* REQUIREMENT:
The answer must be every line of the records in which the string "Members" appears.

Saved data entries
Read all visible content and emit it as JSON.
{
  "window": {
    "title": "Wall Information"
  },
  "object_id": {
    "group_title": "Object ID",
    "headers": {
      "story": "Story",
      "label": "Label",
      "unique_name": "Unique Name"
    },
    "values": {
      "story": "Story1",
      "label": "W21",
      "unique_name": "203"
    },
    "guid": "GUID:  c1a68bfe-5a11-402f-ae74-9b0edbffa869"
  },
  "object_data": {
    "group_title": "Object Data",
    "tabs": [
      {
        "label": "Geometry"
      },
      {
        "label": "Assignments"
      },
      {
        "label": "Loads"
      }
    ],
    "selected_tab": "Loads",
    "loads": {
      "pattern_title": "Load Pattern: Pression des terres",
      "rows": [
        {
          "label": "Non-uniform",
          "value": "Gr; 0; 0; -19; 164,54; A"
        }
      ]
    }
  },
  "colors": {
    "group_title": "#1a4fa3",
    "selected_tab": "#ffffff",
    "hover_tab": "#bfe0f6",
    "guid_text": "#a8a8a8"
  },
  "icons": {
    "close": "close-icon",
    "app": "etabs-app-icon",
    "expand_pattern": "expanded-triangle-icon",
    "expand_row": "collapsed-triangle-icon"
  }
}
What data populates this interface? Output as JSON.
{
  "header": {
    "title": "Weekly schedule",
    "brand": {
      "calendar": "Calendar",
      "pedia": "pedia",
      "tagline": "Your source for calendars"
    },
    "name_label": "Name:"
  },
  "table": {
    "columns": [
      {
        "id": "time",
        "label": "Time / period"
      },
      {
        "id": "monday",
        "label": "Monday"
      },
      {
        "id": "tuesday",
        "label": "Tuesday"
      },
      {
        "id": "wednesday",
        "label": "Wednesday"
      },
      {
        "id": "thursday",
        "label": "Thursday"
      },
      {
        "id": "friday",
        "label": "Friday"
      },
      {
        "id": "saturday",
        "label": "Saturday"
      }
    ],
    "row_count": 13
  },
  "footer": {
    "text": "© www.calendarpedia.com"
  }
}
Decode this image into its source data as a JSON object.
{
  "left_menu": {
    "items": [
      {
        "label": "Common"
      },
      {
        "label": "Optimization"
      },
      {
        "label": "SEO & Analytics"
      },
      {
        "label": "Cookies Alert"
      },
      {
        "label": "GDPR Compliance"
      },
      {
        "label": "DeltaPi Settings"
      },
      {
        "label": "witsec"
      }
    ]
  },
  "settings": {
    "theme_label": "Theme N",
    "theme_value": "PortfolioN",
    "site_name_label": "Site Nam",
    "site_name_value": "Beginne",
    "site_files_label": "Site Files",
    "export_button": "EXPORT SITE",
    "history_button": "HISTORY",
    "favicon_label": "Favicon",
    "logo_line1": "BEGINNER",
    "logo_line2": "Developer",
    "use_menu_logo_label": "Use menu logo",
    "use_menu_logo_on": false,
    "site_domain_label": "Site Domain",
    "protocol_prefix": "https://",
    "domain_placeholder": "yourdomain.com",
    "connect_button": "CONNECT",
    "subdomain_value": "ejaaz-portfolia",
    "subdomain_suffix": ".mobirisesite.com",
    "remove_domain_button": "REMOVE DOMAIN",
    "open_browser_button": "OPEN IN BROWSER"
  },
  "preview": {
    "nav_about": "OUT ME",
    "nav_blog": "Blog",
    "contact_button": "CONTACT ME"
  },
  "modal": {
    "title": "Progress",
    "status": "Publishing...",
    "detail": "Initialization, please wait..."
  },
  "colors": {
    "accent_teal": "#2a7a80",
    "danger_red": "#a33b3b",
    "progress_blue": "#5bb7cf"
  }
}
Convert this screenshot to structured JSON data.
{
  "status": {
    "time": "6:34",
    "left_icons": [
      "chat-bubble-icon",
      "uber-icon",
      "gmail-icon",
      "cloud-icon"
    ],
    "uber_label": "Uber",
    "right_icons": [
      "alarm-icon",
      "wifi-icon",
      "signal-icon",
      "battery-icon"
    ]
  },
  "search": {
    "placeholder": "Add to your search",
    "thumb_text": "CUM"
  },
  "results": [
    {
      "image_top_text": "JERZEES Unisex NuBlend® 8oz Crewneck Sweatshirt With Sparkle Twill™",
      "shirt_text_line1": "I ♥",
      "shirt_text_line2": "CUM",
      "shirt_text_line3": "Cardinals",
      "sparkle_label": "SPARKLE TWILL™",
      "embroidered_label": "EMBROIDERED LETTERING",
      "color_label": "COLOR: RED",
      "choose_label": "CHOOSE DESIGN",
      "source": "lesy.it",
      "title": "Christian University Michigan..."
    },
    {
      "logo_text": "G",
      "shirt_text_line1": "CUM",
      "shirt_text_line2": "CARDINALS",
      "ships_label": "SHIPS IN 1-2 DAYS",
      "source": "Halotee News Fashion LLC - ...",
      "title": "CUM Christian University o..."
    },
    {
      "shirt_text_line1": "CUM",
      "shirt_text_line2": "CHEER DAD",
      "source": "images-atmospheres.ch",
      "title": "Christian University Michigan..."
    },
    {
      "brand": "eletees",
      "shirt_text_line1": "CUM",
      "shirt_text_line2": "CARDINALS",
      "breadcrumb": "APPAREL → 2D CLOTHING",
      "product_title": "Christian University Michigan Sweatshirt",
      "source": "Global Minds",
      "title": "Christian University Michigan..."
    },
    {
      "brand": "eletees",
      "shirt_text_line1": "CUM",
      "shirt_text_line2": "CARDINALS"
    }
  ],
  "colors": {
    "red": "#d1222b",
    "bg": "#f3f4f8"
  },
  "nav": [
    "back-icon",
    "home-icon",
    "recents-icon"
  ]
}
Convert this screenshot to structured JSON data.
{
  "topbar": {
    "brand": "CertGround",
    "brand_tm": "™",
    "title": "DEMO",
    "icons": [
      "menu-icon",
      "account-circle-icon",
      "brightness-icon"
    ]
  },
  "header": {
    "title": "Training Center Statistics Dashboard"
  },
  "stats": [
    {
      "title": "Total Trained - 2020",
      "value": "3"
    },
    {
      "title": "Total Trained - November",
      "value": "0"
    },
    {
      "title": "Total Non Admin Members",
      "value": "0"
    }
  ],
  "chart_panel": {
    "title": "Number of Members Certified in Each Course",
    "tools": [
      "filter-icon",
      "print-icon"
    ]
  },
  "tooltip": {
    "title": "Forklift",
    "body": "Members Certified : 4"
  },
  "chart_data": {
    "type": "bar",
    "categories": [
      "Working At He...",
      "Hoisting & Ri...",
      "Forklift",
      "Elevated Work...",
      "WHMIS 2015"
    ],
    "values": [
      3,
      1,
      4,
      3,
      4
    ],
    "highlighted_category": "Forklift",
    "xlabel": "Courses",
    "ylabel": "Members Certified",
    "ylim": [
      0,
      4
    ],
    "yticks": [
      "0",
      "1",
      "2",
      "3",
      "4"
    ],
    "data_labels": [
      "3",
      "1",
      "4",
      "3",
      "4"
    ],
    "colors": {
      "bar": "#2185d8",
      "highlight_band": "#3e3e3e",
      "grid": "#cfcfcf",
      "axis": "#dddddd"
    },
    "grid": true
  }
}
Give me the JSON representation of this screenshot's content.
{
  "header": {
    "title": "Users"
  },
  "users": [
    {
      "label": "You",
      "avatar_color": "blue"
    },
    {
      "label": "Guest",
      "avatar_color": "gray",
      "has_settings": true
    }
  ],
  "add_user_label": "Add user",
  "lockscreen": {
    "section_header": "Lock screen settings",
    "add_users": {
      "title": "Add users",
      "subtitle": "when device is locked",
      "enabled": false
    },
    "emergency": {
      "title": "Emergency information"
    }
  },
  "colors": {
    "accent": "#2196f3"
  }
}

* RESPONSE:
      "title": "Total Non Admin Members",
    "title": "Number of Members Certified in Each Course",
    "body": "Members Certified : 4"
    "ylabel": "Members Certified",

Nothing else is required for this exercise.